4. I take a little time every day to put away or organize some craft gear - it's amazing how often that involves climbing stairs or shifting position for a higher or lower shelf, not to mention how many great ideas I get whenever I look at that stuff.

5. When I do sit down to knit, it tends to be when I notice I have a (proportionally) large block of free time.  Instead of spending every minute of it working those needles, I make sure I get up at least once an hour. It might just be to stretch, or pick up a needle that dropped, but it's still getting up.

Tidying Up to Stay Up
In spite of #5 above, I've been taking maximum advantage of my current interest in not defaulting to sitting time every chance I get by listening to the audiobook of Unstuff Your Life, by Andrew Mellen.

This is one audiobook I would never, ever recommend to knit by, because Andrew keeps making you go and do things.  On the other hand, I listened to the chapter on decluttering the kitchen while I decluttered my kitchen, and having him talk away at me made me feel like I really did have to stay there and get the job done.  Now I have a slicker kitchen and, for that day anyway, I got in some serious Not Sitting time.

I am not mentioning this to brag about my newly tidy kitchen (even though it's awesome!) but because the book is so perfect for crafty people.

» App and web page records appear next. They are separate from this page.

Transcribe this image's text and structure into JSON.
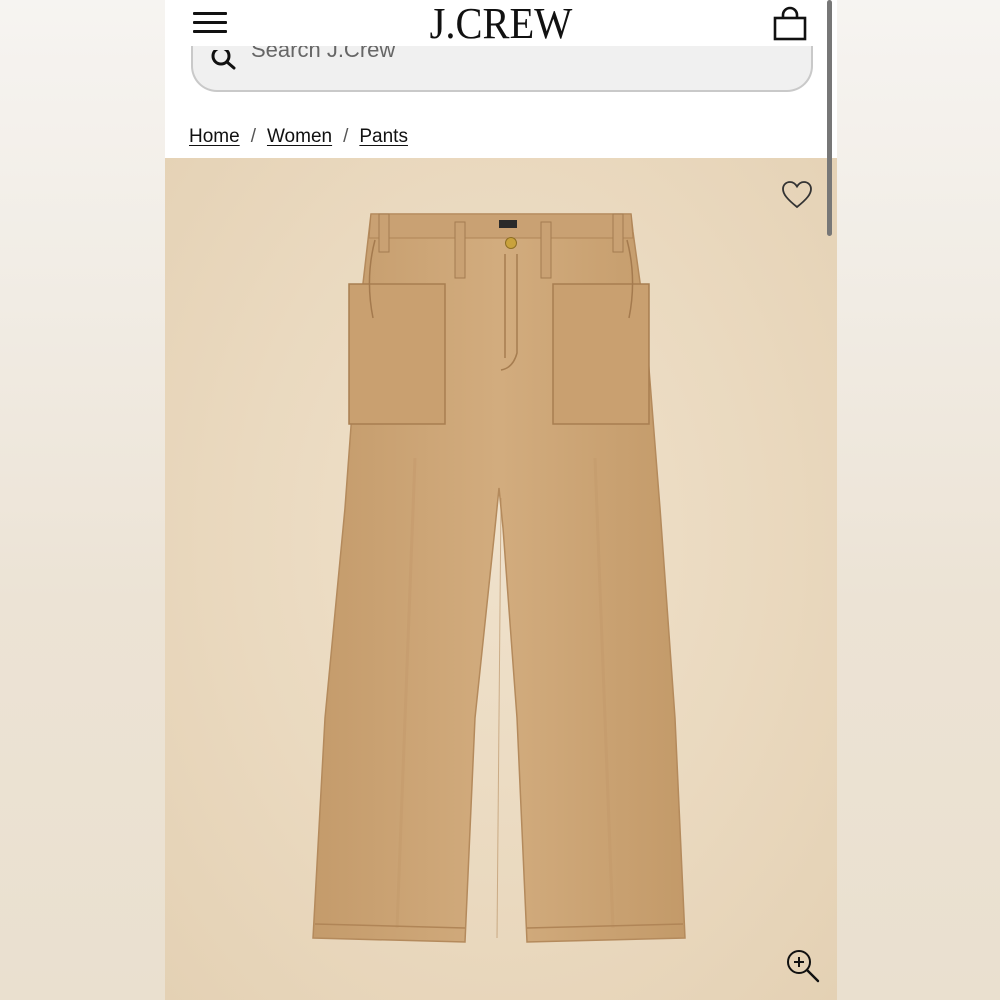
{
  "header": {
    "logo_text": "J.CREW",
    "menu_icon": "hamburger-menu-icon",
    "bag_icon": "shopping-bag-icon"
  },
  "search": {
    "placeholder": "Search J.Crew",
    "icon": "search-icon"
  },
  "breadcrumb": {
    "items": [
      {
        "label": "Home"
      },
      {
        "label": "Women"
      },
      {
        "label": "Pants"
      }
    ],
    "separator": "/"
  },
  "product": {
    "image_alt": "Camel wide-leg utility pants",
    "favorite_icon": "heart-icon",
    "zoom_icon": "zoom-in-icon",
    "colors": {
      "background": "#e9d8be",
      "fabric": "#cca577",
      "fabric_shadow": "#b58b5c",
      "button": "#c9a23c"
    }
  }
}
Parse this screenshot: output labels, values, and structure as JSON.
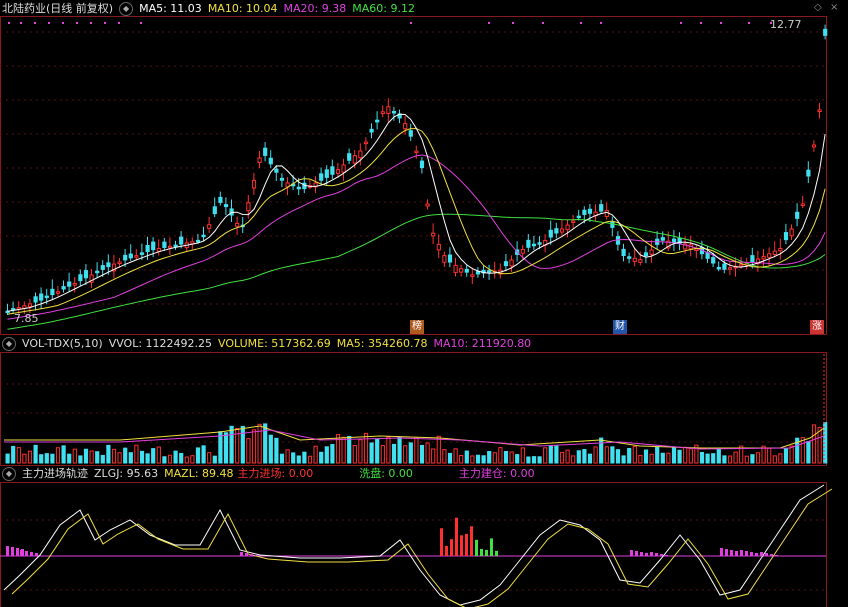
{
  "price_panel": {
    "stock_name": "北陆药业",
    "period": "(日线 前复权)",
    "ma5_label": "MA5: 11.03",
    "ma10_label": "MA10: 10.04",
    "ma20_label": "MA20: 9.38",
    "ma60_label": "MA60: 9.12",
    "high_label": "12.77",
    "low_label": "7.85",
    "event_tags": [
      {
        "text": "榜",
        "color": "#b05a20"
      },
      {
        "text": "财",
        "color": "#2255aa"
      },
      {
        "text": "涨",
        "color": "#cc3333"
      }
    ],
    "colors": {
      "ma5": "#ffffff",
      "ma10": "#f0e040",
      "ma20": "#e040e0",
      "ma60": "#40e040",
      "up": "#ff3030",
      "down": "#40e0f0"
    }
  },
  "volume_panel": {
    "indicator": "VOL-TDX(5,10)",
    "vvol_label": "VVOL: 1122492.25",
    "volume_label": "VOLUME: 517362.69",
    "ma5_label": "MA5: 354260.78",
    "ma10_label": "MA10: 211920.80"
  },
  "track_panel": {
    "indicator": "主力进场轨迹",
    "zlgj_label": "ZLGJ: 95.63",
    "mazl_label": "MAZL: 89.48",
    "enter_label": "主力进场: 0.00",
    "wash_label": "洗盘: 0.00",
    "build_label": "主力建仓: 0.00"
  },
  "chart_data": {
    "type": "candlestick",
    "price_range": [
      7.85,
      12.77
    ],
    "ma_current": {
      "MA5": 11.03,
      "MA10": 10.04,
      "MA20": 9.38,
      "MA60": 9.12
    },
    "volume_current": {
      "VVOL": 1122492.25,
      "VOLUME": 517362.69,
      "MA5": 354260.78,
      "MA10": 211920.8
    },
    "track_current": {
      "ZLGJ": 95.63,
      "MAZL": 89.48
    }
  }
}
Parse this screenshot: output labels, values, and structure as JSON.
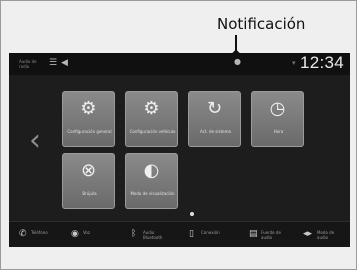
{
  "callout": {
    "label": "Notificación"
  },
  "status": {
    "left_label": "Audio de radio",
    "clock": "12:34"
  },
  "home": {
    "tiles": [
      {
        "label": "Configuración general",
        "icon": "gear-icon"
      },
      {
        "label": "Configuración vehículo",
        "icon": "car-settings-icon"
      },
      {
        "label": "Act. de sistema",
        "icon": "refresh-icon"
      },
      {
        "label": "Hora",
        "icon": "clock-icon"
      },
      {
        "label": "Brújula",
        "icon": "compass-icon"
      },
      {
        "label": "Modo de visualización",
        "icon": "display-mode-icon"
      }
    ]
  },
  "bottom": {
    "items": [
      {
        "label": "Teléfono",
        "icon": "phone-icon"
      },
      {
        "label": "Voz",
        "icon": "voice-icon"
      },
      {
        "label": "Audio Bluetooth",
        "icon": "bluetooth-icon"
      },
      {
        "label": "Conexión",
        "icon": "smartphone-icon"
      },
      {
        "label": "Fuente de audio",
        "icon": "audio-source-icon"
      },
      {
        "label": "Modo de audio",
        "icon": "audio-mode-icon"
      }
    ]
  }
}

One phrase you hear Andrew repeat frequently is 'Like with Like'.  Well, I don't know about you, but I have gear for a lot of different crafts, and they are stored in pockets all over the house where I happened to have space at the time I put them away.  I try to keep this logical: for example, I only use beads when I knit, so all the beads are in the the yarn cupboard... along with the beaded appliques I would use for sewing if I ever remembered I had them. 

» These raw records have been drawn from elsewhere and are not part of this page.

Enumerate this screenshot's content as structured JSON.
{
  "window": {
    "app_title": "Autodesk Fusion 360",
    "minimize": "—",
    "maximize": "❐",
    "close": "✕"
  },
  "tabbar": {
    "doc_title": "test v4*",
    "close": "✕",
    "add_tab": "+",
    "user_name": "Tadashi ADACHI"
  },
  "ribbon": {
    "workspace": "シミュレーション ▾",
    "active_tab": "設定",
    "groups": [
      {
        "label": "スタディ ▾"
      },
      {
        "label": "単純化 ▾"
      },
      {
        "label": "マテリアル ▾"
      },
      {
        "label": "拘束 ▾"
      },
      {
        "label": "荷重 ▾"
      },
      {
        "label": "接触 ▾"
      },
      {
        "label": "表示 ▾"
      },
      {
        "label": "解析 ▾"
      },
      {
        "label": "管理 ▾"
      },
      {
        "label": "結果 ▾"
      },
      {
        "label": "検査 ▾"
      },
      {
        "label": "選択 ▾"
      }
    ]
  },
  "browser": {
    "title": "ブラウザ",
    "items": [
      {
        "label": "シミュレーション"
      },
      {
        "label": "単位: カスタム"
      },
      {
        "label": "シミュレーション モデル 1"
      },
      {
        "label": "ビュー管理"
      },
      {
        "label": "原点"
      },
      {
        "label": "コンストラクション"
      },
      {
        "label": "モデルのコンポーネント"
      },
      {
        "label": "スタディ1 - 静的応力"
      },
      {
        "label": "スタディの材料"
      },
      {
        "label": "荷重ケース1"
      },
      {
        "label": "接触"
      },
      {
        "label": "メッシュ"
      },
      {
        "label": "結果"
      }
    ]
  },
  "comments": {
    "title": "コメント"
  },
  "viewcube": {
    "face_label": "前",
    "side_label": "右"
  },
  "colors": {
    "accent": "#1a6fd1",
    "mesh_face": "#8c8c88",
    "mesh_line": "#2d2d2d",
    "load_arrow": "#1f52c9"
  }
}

Not storing Like with Like is the biggest problem in my house, and now that I'm focused on it, I am astonished what a difference it makes.

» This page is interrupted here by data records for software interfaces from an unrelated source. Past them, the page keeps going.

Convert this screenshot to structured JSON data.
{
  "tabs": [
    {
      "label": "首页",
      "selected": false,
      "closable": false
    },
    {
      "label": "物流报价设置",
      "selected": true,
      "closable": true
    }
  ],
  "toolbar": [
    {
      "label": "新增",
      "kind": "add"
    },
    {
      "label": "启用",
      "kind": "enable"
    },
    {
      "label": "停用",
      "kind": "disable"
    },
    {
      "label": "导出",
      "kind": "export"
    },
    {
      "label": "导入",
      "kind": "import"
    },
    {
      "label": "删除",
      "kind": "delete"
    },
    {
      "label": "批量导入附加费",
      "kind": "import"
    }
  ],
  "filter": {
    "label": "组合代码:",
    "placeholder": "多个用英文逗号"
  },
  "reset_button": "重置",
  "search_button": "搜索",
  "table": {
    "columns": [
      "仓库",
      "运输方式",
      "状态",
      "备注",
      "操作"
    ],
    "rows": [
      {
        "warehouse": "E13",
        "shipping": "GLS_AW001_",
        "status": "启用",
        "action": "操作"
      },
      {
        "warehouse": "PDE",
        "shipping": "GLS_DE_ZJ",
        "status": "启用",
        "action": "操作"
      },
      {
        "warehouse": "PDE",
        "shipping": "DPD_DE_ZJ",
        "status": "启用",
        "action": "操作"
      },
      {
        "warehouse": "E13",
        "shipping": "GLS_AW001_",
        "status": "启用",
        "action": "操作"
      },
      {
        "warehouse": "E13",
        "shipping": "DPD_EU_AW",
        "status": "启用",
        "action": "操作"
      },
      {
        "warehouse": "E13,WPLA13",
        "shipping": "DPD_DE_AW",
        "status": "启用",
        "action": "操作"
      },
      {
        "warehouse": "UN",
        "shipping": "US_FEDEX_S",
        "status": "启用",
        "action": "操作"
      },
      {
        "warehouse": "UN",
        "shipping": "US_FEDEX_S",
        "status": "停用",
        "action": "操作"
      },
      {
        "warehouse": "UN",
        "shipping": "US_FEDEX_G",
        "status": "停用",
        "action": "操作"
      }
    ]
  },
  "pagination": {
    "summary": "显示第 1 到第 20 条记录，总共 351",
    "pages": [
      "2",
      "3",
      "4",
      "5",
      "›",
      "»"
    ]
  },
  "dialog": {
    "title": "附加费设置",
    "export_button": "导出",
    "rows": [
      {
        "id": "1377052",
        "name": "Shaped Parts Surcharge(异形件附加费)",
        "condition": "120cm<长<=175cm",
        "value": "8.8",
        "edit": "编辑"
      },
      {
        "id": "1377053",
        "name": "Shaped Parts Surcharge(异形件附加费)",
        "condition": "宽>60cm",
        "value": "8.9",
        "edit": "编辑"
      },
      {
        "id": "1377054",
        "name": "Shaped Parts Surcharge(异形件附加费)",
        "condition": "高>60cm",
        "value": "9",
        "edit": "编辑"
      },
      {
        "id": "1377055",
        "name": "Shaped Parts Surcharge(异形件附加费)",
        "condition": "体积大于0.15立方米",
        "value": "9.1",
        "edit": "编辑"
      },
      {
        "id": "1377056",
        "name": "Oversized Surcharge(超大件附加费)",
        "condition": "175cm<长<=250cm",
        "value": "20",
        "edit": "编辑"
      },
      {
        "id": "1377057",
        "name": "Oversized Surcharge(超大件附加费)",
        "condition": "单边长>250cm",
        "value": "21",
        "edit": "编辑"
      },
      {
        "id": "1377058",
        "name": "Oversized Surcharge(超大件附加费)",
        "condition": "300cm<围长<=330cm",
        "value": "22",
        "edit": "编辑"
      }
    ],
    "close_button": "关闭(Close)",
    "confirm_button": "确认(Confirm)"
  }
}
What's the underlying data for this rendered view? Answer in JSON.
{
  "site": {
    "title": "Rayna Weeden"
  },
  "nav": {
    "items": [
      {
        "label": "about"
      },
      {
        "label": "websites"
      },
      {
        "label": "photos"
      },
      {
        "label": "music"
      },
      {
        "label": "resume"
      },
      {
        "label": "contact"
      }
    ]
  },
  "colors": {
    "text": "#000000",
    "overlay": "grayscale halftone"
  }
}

Happiest example:

My fabric is mostly stealing space in a clothes closet near the desk where I have to keep my sewing machine, but I can't keep all of it there because that same closet is also home to clothes, emergency gifts, coins to roll, spare pillows, and other odds and ends that were convenient to throw in there.  By shifting some of those things to be with their personal Likes, I made a big enough gap to put in all the rest of the fabric, which was sitting in a bag on the floor of my storage room, blocking access to a craft shelf I set up there in an earlier burst of organizational enthusiasm.  And when I could finally reach the craft shelf, guess what I found?

Heart-shaped paperclips and Valentine stencils.  In advance of an upcoming Valentine's Day.

Ha!  Take that, clutter.

And best of all - doing all that?  I didn't sit down.

Okay, I'm off to do some more not sitting down, with a view to some serious knitfestings later.  Have a great day, and take care of yourself!


Leslie said...

Funny about the printer thing...I got rid of the printer at my desk so I would force myself to walk down our (longish) hall when I print things. We have a new secretary who brings things to us when we print them out...defeats the purpose and even though I've told her so, she still brings them down. Ah well.

Marianne said...

I just found out yesterday that I evidently have had 2 heart attacks!! Though I am not a "sitter" I have recently retired and do find that I spend way too much time on the computer. I have set up a game system in my room that I can use to do many types of exercise programs, even tennis and bowling. I guess yesterday was a major wake up call, I had thought I was in good health other than a blood disease and arthritis. I am going to show this video to my roommate, she really needs to see this!!!
Thank you!!! You do so inspire me, seem to know exactly when I need a push to get going, LOL.

Mary Keenan said...

Omigosh Marianne, what a scare!! It's scary how invisible a heart attack can be - but now that you know you can be on guard and minimize the risks. Thank goodness you found out!